▶ _What is expected_
From the data, copy out every line in which the word "control" appears.
____
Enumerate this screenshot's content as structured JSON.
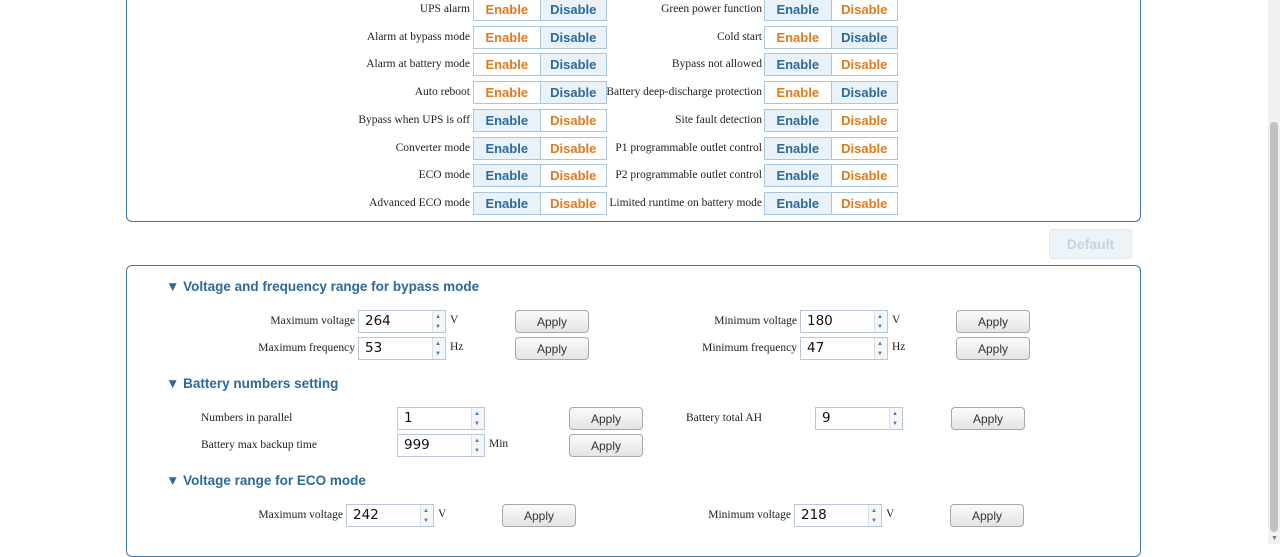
{
  "toggles": {
    "enable_label": "Enable",
    "disable_label": "Disable",
    "left": [
      {
        "label": "UPS alarm",
        "state": "enable"
      },
      {
        "label": "Alarm at bypass mode",
        "state": "enable"
      },
      {
        "label": "Alarm at battery mode",
        "state": "enable"
      },
      {
        "label": "Auto reboot",
        "state": "enable"
      },
      {
        "label": "Bypass when UPS is off",
        "state": "disable"
      },
      {
        "label": "Converter mode",
        "state": "disable"
      },
      {
        "label": "ECO mode",
        "state": "disable"
      },
      {
        "label": "Advanced ECO mode",
        "state": "disable"
      }
    ],
    "right": [
      {
        "label": "Green power function",
        "state": "disable"
      },
      {
        "label": "Cold start",
        "state": "enable"
      },
      {
        "label": "Bypass not allowed",
        "state": "disable"
      },
      {
        "label": "Battery deep-discharge protection",
        "state": "enable"
      },
      {
        "label": "Site fault detection",
        "state": "disable"
      },
      {
        "label": "P1 programmable outlet control",
        "state": "disable"
      },
      {
        "label": "P2 programmable outlet control",
        "state": "disable"
      },
      {
        "label": "Limited runtime on battery mode",
        "state": "disable"
      }
    ]
  },
  "default_button": "Default",
  "apply_label": "Apply",
  "sections": {
    "bypass": {
      "title": "▼ Voltage and frequency range for bypass mode",
      "max_voltage": {
        "label": "Maximum voltage",
        "value": "264",
        "unit": "V"
      },
      "max_frequency": {
        "label": "Maximum frequency",
        "value": "53",
        "unit": "Hz"
      },
      "min_voltage": {
        "label": "Minimum voltage",
        "value": "180",
        "unit": "V"
      },
      "min_frequency": {
        "label": "Minimum frequency",
        "value": "47",
        "unit": "Hz"
      }
    },
    "battery": {
      "title": "▼ Battery numbers setting",
      "parallel": {
        "label": "Numbers in parallel",
        "value": "1"
      },
      "backup": {
        "label": "Battery max backup time",
        "value": "999",
        "unit": "Min"
      },
      "total_ah": {
        "label": "Battery total AH",
        "value": "9"
      }
    },
    "eco": {
      "title": "▼ Voltage range for ECO mode",
      "max_voltage": {
        "label": "Maximum voltage",
        "value": "242",
        "unit": "V"
      },
      "min_voltage": {
        "label": "Minimum voltage",
        "value": "218",
        "unit": "V"
      }
    }
  },
  "colors": {
    "accent": "#2d6a99",
    "disable_text": "#e07a1c",
    "border": "#3b78a6"
  }
}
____
▶ _Result below_
        "label": "P1 programmable outlet control",
        "label": "P2 programmable outlet control",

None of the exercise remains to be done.